--- EXTRACTED MATERIAL ---
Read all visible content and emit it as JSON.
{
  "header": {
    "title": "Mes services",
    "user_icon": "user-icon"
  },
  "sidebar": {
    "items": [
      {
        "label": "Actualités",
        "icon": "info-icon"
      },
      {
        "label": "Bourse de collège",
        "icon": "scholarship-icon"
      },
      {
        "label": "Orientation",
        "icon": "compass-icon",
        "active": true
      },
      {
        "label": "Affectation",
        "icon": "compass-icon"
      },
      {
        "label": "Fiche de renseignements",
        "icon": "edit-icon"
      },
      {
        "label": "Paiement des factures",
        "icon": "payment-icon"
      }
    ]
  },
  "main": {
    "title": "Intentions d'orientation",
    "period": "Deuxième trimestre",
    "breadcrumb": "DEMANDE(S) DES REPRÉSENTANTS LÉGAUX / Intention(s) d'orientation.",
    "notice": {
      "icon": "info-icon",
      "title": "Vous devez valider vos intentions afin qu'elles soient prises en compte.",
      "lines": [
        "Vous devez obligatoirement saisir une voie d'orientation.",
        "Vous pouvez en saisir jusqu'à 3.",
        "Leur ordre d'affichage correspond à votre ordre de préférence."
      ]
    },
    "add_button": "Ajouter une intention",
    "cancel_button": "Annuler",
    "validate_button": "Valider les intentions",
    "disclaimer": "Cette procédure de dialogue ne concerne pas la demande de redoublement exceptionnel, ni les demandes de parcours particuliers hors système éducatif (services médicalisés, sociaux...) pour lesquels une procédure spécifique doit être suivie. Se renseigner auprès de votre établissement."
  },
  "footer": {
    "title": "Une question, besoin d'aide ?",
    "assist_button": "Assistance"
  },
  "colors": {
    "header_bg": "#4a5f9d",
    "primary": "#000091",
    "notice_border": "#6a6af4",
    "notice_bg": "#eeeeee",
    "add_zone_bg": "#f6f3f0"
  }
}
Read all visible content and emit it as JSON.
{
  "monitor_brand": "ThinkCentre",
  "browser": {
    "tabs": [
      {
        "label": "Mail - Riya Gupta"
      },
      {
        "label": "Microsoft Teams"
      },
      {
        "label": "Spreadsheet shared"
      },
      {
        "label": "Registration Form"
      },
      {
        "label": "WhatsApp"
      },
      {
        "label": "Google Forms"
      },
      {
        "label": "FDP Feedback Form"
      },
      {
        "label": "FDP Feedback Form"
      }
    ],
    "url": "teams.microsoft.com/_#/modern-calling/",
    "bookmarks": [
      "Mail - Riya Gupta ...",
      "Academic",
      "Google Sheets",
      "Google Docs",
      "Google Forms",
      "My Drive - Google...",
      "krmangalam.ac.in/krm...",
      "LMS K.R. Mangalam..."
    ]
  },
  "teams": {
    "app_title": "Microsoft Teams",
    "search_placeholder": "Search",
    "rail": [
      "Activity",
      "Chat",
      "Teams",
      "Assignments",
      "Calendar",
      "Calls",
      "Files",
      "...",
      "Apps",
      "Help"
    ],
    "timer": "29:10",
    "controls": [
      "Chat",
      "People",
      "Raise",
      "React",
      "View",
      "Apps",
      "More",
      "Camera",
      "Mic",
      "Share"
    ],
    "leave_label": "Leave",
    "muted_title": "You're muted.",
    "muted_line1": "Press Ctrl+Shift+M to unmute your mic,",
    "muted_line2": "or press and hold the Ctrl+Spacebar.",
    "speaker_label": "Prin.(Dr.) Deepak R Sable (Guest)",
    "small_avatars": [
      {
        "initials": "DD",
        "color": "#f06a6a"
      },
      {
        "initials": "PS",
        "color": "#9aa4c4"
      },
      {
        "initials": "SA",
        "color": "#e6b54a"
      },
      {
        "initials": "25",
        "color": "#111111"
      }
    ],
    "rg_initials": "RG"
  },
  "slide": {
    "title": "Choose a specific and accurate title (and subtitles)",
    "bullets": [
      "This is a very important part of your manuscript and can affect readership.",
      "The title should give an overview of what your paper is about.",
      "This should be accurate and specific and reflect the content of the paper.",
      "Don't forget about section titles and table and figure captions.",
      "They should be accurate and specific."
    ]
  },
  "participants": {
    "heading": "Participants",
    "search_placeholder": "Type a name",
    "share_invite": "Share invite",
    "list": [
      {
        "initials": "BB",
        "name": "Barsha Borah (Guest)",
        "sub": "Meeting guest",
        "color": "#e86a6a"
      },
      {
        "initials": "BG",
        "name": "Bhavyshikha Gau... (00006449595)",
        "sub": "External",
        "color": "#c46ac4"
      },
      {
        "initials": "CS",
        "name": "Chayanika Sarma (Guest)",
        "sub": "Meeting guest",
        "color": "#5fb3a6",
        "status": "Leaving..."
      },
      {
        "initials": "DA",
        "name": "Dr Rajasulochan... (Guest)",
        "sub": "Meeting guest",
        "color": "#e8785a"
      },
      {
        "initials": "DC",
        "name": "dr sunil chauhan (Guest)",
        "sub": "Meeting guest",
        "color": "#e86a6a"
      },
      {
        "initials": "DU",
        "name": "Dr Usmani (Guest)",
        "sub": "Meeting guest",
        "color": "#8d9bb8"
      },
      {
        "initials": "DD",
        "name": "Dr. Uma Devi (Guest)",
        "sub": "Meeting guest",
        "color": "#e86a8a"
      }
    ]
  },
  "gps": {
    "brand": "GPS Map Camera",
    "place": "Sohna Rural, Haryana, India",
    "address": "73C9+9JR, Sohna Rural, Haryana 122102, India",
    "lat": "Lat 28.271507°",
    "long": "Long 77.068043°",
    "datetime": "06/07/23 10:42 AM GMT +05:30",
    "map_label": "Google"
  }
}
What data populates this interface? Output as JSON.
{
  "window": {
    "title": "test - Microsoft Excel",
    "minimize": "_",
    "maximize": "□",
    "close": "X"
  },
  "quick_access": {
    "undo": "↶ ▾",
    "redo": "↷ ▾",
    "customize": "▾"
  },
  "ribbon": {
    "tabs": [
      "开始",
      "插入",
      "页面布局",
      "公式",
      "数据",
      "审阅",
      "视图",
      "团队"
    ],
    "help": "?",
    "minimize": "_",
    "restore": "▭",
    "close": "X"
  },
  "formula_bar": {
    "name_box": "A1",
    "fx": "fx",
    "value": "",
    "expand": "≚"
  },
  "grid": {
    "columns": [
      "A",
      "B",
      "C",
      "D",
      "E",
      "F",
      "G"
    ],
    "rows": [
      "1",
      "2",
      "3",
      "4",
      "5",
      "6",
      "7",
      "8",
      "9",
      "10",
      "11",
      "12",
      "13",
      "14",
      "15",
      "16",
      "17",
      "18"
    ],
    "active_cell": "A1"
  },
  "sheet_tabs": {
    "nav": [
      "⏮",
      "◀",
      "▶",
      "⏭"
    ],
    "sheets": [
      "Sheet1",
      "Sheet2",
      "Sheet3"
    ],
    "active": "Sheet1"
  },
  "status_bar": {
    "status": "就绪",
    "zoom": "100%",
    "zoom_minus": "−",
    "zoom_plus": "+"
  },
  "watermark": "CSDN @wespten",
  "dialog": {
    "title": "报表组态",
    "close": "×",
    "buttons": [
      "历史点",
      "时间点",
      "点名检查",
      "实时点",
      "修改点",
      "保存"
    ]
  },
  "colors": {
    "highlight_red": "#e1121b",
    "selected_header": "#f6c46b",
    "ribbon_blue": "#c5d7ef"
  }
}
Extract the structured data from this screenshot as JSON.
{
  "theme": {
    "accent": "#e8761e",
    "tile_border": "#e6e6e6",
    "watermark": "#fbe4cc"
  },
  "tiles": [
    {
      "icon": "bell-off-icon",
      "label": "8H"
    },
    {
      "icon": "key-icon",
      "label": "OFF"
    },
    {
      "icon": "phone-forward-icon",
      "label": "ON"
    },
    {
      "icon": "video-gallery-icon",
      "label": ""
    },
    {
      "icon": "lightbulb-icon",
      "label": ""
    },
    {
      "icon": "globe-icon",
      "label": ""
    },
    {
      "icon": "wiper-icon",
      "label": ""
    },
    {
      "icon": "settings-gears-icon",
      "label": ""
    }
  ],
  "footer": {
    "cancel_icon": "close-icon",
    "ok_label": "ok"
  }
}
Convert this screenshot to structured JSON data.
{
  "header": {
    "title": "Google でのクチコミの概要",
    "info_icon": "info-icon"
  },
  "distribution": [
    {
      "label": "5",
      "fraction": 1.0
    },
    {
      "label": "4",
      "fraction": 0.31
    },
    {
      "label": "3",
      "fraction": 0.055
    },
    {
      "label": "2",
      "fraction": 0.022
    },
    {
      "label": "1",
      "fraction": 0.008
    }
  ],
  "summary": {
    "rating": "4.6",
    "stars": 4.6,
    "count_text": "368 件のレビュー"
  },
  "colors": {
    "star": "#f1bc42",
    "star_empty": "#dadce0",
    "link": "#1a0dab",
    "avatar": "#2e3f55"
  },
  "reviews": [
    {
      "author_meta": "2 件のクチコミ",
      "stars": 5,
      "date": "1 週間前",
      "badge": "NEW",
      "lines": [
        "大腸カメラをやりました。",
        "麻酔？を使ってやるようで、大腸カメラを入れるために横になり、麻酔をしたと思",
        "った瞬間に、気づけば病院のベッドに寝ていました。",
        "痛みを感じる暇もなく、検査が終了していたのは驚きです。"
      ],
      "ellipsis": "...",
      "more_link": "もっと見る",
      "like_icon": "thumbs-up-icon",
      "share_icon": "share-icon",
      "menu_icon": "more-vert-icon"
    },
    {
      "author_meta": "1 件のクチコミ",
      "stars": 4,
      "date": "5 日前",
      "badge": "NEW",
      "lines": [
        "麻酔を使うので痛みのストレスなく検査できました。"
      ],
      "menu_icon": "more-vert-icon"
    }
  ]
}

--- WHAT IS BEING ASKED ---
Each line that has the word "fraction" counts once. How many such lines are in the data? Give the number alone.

--- SOLUTION FOR THIS EXERCISE ---
5